Texas Burlesque Festival Does the Whole Shebang!
Bumpin' and grindin' into the Paramount for 10th anniversary
By Richard Whittaker,
1:30PM, Thu. Apr. 6, 2017
There's a story that there hasn't been burlesque on the stage of the Paramount Theatre since before America entered World War II. Legend has it that's when Sally Rand, mistress of the peacock feather fan and inventor of the bubble dance, lit up the stage.
The Rand story is as covered in mystery and mystique as the art of the tease itself. No one is sure whether it happened in 1935 or 1940, and there's a whole tall tale that she chewed out the spotlight operator: He was supposed to use a blue spotlight, to make her flesh-color body stocking seem invisible, but he used a white bulb instead, revealing the trick.
Whether or not that story is true, this weekend the Texas Burlesque Festival makes history when, for the first time in decades, it brings the glamour and seduction of the strip to Austin's grandest stage. TBF co-producer and Austin burlesque icon Coco Lectric is making sure there will be no repeat of Rand's misfire in what she calls "the big 10-year shebang" for the fest.
It's been a long decade for the festival, which at its start was split between Antone's and the Parish. The next year began a two-year stint at the old Emo's on Sixth Street ("with the stairs of death to get to the dressing room," recalls Lectric), followed by another two years at the North Door, before a four-year run at the Marchesa. Now it pulls open the doors at the grandes dames of Congress Avenue, the Paramount and the adjoining Stateside.
The latest move was a joy that sprung from necessity: Pretty much right after the successful 2016 festival, the Marchesa management told the fest organizers that the venue was closing, and being remodeled as the new Austin Film Society Cinema. Lectric says, "We went into overdrive figuring out where we could find a venue that was comparable to the range and the scope of what we had been doing. We didn't want to step backwards." After all, a 10th anniversary is "a really big deal, and we really wanted Austin to celebrate with us."
There are already regular burlesque events at the Stateside, so it became an obvious choice. It's also big enough for the first two nights, but Saturday, when all the headliners and legends are bathed in limelight, needed the grandest stage of all. "Thankfully," Lectric says, "the people at the Paramount were very excited, and we were able to make it work."
With the venue set, Lectric and the team have set about putting together a lineup fit to celebrate that 10th anniversary and living up to the legend of Sally Rand. Lectric says, "We've had a shortlist of who we would want to be headlining for years, and then we get a list of standouts who we would want to add on."
The three nights all have a very different flavor. Thursday at the Stateside is Nouveau Nuit, giving some of the art form's freshest talents their moment on the big stage. That's also the night Lectric will be headlining alongside Yukiko Nishikido (aka the the radically ingenious and ingeniously radical Nikita Bitch Project), and Seattle's Paris Original.
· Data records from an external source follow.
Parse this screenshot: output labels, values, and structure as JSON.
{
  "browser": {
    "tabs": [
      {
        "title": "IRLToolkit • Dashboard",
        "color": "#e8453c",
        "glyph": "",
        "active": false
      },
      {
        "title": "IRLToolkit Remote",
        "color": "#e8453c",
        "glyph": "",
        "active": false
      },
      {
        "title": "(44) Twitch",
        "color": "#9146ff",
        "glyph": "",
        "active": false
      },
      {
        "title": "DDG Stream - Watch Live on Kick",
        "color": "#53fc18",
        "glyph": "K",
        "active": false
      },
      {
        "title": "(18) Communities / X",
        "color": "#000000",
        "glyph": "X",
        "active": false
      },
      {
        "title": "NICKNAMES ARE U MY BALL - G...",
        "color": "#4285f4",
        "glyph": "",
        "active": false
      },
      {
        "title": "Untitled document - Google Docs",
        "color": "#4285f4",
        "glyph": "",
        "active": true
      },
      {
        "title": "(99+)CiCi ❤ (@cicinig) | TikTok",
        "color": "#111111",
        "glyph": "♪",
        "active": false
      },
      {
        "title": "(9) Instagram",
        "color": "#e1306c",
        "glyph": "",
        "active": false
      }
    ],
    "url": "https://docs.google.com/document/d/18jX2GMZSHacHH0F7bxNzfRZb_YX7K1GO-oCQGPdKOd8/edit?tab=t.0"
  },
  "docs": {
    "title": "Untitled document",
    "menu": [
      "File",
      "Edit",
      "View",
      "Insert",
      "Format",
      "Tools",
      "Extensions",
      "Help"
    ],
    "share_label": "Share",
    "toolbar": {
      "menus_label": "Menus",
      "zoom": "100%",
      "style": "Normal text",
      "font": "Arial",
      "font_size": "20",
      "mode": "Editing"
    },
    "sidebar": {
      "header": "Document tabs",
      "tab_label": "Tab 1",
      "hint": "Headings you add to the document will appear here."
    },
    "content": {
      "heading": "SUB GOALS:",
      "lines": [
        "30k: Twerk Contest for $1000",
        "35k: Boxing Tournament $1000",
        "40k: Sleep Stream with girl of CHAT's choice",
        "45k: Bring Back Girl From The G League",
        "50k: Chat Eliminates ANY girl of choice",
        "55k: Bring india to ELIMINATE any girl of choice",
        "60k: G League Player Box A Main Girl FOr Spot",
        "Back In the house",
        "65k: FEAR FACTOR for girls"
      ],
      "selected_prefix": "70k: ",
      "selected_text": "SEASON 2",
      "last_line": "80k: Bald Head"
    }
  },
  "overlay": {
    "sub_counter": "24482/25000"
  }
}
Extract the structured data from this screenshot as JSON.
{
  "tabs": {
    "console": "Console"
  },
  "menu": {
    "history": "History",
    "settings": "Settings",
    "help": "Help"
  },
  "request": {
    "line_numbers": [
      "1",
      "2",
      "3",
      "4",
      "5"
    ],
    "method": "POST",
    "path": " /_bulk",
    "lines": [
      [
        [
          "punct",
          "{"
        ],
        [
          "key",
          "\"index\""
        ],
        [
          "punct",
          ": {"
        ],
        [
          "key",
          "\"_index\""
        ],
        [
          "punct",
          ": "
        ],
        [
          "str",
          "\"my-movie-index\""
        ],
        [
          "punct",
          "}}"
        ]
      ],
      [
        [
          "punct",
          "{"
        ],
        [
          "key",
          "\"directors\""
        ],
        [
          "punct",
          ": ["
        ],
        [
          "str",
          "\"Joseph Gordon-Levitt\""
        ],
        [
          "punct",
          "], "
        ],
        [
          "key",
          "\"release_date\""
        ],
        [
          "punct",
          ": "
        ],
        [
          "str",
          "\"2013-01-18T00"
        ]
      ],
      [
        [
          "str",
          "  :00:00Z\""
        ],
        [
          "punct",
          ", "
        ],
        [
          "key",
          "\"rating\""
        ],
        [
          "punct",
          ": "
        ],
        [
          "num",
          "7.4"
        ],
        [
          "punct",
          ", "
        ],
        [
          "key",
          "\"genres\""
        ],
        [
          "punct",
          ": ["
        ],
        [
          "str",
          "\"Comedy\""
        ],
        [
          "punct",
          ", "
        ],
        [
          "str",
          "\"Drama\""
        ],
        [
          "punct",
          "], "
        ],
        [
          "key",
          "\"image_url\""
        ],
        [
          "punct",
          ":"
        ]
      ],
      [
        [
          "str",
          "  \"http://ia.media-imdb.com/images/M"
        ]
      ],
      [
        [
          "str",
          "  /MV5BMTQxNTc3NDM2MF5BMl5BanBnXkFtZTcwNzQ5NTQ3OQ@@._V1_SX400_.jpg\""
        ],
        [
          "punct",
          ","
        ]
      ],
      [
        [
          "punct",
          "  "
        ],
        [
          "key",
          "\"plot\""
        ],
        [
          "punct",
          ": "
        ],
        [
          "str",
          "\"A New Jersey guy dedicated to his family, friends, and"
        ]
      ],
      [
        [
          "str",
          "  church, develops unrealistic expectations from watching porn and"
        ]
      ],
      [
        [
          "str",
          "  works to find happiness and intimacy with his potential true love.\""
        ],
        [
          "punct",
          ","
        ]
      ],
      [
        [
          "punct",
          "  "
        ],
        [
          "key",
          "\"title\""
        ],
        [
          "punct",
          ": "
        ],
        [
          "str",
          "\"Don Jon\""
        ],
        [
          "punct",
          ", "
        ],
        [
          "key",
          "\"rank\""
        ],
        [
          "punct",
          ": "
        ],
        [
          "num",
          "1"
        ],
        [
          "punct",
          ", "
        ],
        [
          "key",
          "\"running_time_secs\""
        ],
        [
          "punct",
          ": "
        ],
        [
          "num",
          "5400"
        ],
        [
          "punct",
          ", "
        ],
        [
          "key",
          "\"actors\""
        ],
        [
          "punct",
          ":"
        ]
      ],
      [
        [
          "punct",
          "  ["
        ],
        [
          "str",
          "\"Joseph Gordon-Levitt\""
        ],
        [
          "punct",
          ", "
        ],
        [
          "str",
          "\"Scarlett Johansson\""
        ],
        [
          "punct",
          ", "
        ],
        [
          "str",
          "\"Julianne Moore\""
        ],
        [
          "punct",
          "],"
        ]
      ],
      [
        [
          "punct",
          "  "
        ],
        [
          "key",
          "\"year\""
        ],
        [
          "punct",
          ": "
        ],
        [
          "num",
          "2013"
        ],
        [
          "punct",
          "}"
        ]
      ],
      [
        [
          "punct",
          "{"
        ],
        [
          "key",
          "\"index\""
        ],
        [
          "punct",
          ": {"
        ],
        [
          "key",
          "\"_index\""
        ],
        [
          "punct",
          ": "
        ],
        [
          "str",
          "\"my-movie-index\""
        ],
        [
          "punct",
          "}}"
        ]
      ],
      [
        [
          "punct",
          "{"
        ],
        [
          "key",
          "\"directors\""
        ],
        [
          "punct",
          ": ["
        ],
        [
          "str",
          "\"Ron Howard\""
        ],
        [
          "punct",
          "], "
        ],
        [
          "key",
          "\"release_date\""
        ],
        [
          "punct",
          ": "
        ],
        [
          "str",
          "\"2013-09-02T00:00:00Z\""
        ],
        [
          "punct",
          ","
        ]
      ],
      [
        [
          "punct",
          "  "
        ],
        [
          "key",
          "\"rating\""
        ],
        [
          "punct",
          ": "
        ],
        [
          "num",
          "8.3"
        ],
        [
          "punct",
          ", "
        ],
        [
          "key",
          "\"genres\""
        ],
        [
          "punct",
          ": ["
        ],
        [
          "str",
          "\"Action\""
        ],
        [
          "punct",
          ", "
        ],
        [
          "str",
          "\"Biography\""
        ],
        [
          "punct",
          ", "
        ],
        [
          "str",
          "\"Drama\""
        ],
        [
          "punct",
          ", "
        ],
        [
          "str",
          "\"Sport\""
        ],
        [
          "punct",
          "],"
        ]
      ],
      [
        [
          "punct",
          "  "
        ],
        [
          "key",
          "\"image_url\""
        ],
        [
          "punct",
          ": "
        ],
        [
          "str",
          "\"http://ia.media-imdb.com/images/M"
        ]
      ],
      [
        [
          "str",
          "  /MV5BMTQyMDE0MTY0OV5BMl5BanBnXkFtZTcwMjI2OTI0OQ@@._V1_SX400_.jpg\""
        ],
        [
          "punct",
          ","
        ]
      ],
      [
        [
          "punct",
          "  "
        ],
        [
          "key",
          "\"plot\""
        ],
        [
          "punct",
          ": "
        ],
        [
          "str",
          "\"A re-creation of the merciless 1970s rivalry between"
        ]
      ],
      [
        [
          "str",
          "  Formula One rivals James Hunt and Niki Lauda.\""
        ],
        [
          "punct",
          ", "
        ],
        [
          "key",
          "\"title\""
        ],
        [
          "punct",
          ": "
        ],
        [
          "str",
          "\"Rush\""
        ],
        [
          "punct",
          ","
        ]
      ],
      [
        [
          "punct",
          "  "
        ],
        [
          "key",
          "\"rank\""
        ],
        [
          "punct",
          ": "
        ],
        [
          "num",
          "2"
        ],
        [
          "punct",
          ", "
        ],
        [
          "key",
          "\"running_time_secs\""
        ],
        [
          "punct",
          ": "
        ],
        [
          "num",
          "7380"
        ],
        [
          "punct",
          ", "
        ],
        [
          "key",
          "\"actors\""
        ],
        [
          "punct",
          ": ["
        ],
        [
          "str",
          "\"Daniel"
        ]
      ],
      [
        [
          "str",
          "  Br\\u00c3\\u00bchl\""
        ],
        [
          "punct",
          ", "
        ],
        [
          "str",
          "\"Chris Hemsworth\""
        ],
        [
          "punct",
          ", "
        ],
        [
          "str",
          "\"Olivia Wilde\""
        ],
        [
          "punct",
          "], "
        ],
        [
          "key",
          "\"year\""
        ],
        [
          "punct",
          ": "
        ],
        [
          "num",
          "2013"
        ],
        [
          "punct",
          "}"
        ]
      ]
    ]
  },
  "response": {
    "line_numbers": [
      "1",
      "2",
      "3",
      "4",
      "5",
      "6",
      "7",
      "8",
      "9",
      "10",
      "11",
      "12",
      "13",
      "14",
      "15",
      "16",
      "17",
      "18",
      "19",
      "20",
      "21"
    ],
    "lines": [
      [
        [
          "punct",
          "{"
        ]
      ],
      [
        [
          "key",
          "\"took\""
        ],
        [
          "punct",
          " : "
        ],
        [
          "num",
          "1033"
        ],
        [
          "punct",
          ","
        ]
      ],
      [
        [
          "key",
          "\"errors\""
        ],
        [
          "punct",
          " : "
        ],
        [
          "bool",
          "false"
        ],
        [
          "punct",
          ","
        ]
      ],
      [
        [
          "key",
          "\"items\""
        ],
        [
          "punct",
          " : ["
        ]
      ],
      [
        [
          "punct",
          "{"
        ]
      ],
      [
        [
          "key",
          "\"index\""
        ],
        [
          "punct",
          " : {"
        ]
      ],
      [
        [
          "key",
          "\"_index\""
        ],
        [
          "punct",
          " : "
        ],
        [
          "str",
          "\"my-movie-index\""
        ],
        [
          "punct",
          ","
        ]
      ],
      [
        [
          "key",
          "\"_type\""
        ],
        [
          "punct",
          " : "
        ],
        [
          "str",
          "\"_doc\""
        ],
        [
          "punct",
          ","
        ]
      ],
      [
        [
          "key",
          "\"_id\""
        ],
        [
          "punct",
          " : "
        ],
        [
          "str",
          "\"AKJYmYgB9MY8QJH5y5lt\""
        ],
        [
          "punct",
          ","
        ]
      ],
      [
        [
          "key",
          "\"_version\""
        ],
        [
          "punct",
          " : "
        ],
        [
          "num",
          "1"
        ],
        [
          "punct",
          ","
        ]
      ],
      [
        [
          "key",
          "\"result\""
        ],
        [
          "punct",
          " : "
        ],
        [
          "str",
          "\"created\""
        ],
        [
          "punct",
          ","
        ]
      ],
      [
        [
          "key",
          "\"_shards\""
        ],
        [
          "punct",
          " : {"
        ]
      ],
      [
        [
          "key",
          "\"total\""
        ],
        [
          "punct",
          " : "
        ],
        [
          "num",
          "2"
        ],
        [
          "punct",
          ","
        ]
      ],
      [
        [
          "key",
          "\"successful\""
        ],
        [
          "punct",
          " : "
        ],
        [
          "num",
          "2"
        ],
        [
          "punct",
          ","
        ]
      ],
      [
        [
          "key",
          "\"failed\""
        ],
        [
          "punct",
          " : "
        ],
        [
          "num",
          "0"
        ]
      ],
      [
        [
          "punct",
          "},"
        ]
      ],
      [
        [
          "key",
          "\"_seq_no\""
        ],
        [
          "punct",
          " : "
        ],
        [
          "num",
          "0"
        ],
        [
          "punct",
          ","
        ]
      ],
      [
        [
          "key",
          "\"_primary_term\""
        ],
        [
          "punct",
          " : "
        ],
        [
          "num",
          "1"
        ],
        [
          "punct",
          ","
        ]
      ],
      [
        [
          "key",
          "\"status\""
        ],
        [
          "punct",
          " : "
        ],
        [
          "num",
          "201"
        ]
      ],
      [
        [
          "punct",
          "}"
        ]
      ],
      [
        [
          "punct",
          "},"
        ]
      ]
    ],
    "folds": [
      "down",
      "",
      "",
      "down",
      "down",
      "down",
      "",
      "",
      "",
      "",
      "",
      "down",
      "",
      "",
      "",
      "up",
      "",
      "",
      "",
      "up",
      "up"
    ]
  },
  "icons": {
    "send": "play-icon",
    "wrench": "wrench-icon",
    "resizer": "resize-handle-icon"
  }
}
He's one-third of Saturday night's headliners and boylesque pioneers Mod Carousel. Expect Lectric, who has wanted to book the whole troupe for quite a while now, to be stageside for their routine. She says, "This year we've coordinated our schedule to get all the founders of Mod Carousel, who are all award-winning dancers and award-winning burlesque performers."
As for Friday, that's traditionally the TBF's Night of Legends. In a special anniversary throwback, and in a tribute to the fest's history, first-year honoree and legend of 1960s bump and grind Tiffany Carter will be returning to the Austin stage.
Carter won't be the only first-year veteran in attendance. On Saturday night, after all the competition performances, it's time for the return of Kitty Kitty Bang Bang. The original hosting troupe and the godmothers of contemporary Austin burlesque are reforming for a special one-night-only performance on Saturday night. Lectric says, "They've been rehearsing like crazy and having a great time getting to know each other again."
The three-night stand is also an opportunity to take stock of Austin's ever-evolving burlesque scene and its role on the national stage. A decade ago, every city had a distinct local style: "You could tell who was from Corpus and who was from Austin, who was from Houston and who was from Dallas, just from in the state," Lectric says. Events like the Texas Burlesque Festival and the prevalence of streaming video have been a massive learning opportunity for the Austin scene and put its performers on the national stage. Lectric, herself a Burlesque Hall of Fame featured performer, says, "The world was so much smaller 10 years ago, but honestly Austin performers and Texas performers have made quite a splash internationally."
Texas Burlesque Festival will take place April 6-7, Thu. & Fri., at Stateside at the Paramount, 719 Congress; and Sat., April 8, at the Paramount Theatre, 713 Congress. Tickets and info at www.texasburlesquefestival.com